At any rate, I strongly encourage everyone I know to move away from GoDaddy, just because of their business practices. This won't change that. If you have domains on GoDaddy, move them. Please. They're a horrible company with horrible practices, and a horrible product.
1 - http://ecocentric.blogs.time.com/2011/04/04/godaddy-ceo-on-s...
At any rate, even if it doesn't change GoDaddy's behavior, at least some number of people will have taken the effort to move away from a company with questionable ethics.
Anybody got any ketchup?
Are you guys reading my posts as "I love SOPA" or what? I feel like I pissed someone off to have gained a dozen downvotes and no replies.
The point: SOPA is bad because it allows the US to censor DNS results.
My point: GoDaddy supporting SOPA should surprise no one, and anyone "morally outraged" about censorship should already know better than to use GoDaddy, because they've repeatedly censored domains, Unilaterally, Voluntarily, for DNS around the World.
Which part am I missing? I've genuinely asked 4 times now and I get silent downvotes and dismissive replies like "you're missing the point".
The article is "GoDaddy's SOPA Support Sparks Calls for Boycotts and Domain Transfers".
It's mainly about the phenomenon of people transferring their domains from GoDaddy and the boycott that's gaining momentum.
Reviewing your comments, you seem to be making the point repeatedly that basically "GoDaddy sucks under normal circumstances and no one should be using them anyway".
I will admit the same thought has occurred to me. But I didn't post it as a comment. Here's why:
1. It's negative and not in a 'constructive criticism' kind of way. More of like "aren't you dumb".
2. It doesn't seem like it will provoke any useful discussion. The main plausible answers are "OK, yeah" or "no they don't suck". In the first case the agreement is uninteresting. In the second case it becomes a simple disagreement about the quality of GoDaddy's service, which doesn't relate to the topic of the article anyway.
3. Your point that GoDaddy "repeatedly censored domains, Unilaterally, Voluntarily, for DNS around the World" could be adding something mildly interesting. But you've offered no references or links to back up this claim and you seem to be repeating it over and over more and more insistently.

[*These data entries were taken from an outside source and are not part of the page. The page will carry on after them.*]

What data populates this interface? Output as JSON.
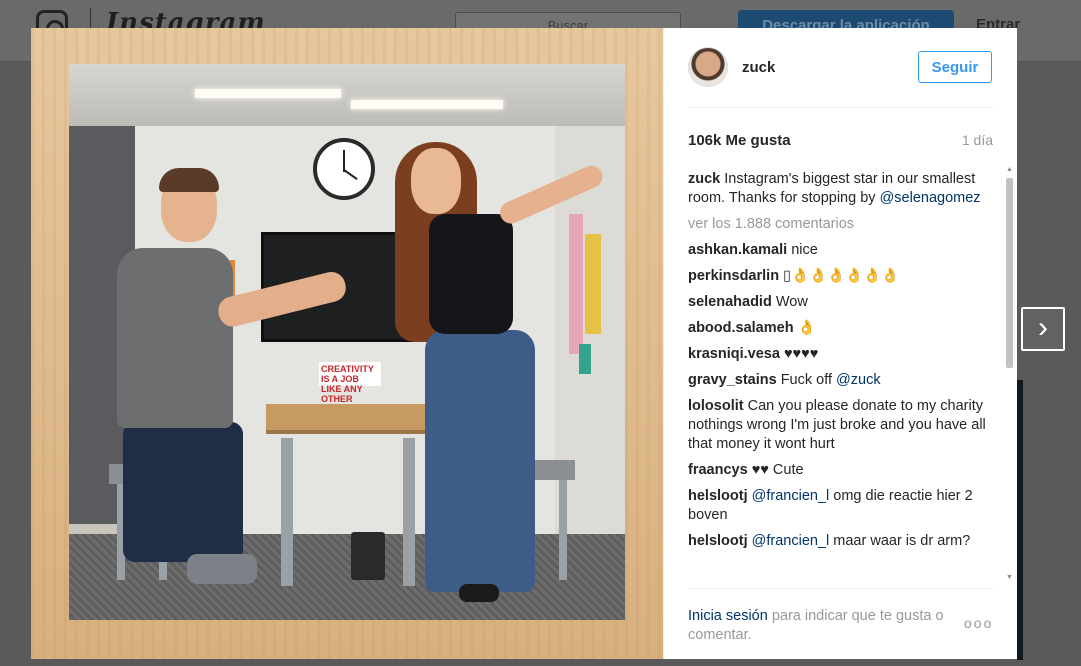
{
  "header": {
    "logo": "Instagram",
    "search_placeholder": "Buscar",
    "download_label": "Descargar la aplicación",
    "login_label": "Entrar"
  },
  "post": {
    "username": "zuck",
    "follow_label": "Seguir",
    "likes": "106k Me gusta",
    "time": "1 día",
    "photo_sign": "CREATIVITY IS A JOB LIKE ANY OTHER",
    "caption": {
      "user": "zuck",
      "text": "Instagram's biggest star in our smallest room. Thanks for stopping by ",
      "mention": "@selenagomez"
    },
    "view_all": "ver los 1.888 comentarios",
    "comments": [
      {
        "user": "ashkan.kamali",
        "text": "nice"
      },
      {
        "user": "perkinsdarlin",
        "text": "▯👌👌👌👌👌👌"
      },
      {
        "user": "selenahadid",
        "text": "Wow"
      },
      {
        "user": "abood.salameh",
        "text": "👌"
      },
      {
        "user": "krasniqi.vesa",
        "text": "♥♥♥♥"
      },
      {
        "user": "gravy_stains",
        "text": "Fuck off ",
        "mention": "@zuck"
      },
      {
        "user": "lolosolit",
        "text": "Can you please donate to my charity nothings wrong I'm just broke and you have all that money it wont hurt"
      },
      {
        "user": "fraancys",
        "text": "♥♥ Cute"
      },
      {
        "user": "helslootj",
        "mention": "@francien_l",
        "text_after": " omg die reactie hier 2 boven"
      },
      {
        "user": "helslootj",
        "mention": "@francien_l",
        "text_after": " maar waar is dr arm?"
      }
    ],
    "footer": {
      "login_link": "Inicia sesión",
      "login_text": " para indicar que te gusta o comentar.",
      "more": "ooo"
    }
  },
  "nav": {
    "next_symbol": "›"
  },
  "colors": {
    "accent": "#3897f0",
    "link": "#003569",
    "muted": "#999999"
  }
}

4. A lot of HN readers probably do use GoDaddy. We needn't judge them for it as choosing a domain registrar is not supposed to be an act of great consequence under normal circumstances. Yet you seem to be basically accusing them of hypocrisy.
My impression of HN is that people are trying their darndest to see it not turn into another Slashdot. They're trying to be pretty selective so if your comment doesn't get the love you were hoping, just give it a rest. It's happened to me too.
2. Again, everyone wants to boil my comments down to GoDaddy sucks, even though that was not even featured in the post you're replying to. It's extremely straight forward about the hypocrisy of this moral crusade everyone is on.
3. The other subthread I commented in has a Google search result page for "site:news.ycombinator.com godaddy". There are pages and pages of horror stories and the top three involve DNS backlisting of legitimate sites unilaterally by GoDaddy. I don't know how everyone "forgot" these as they're usually commonplace in discussions of GoDaddy, but I suppose I could cite my sources better. At this point I'm just burnt out and want to clarify my position.
4. I again refuse to accept this excuse of "normal circumstances". The last several batch of them that have been posted on HN have even acknowledged that they thought, "Well I was just sure it couldn't happen to little ole me!!" and then it did. It takes so incredibly little effort to transfer domains to someone else who is as cheap or a whole dollar a year more expensive. I dunna.
Godaddy's objectification of women isn't unique in the industry or world as a whole, and there are many other reasons to hate Godaddy.
This will probably be the straw that breaks the camel's back - I'll take it to Namecheap with my other US domains.
For example, domain registration.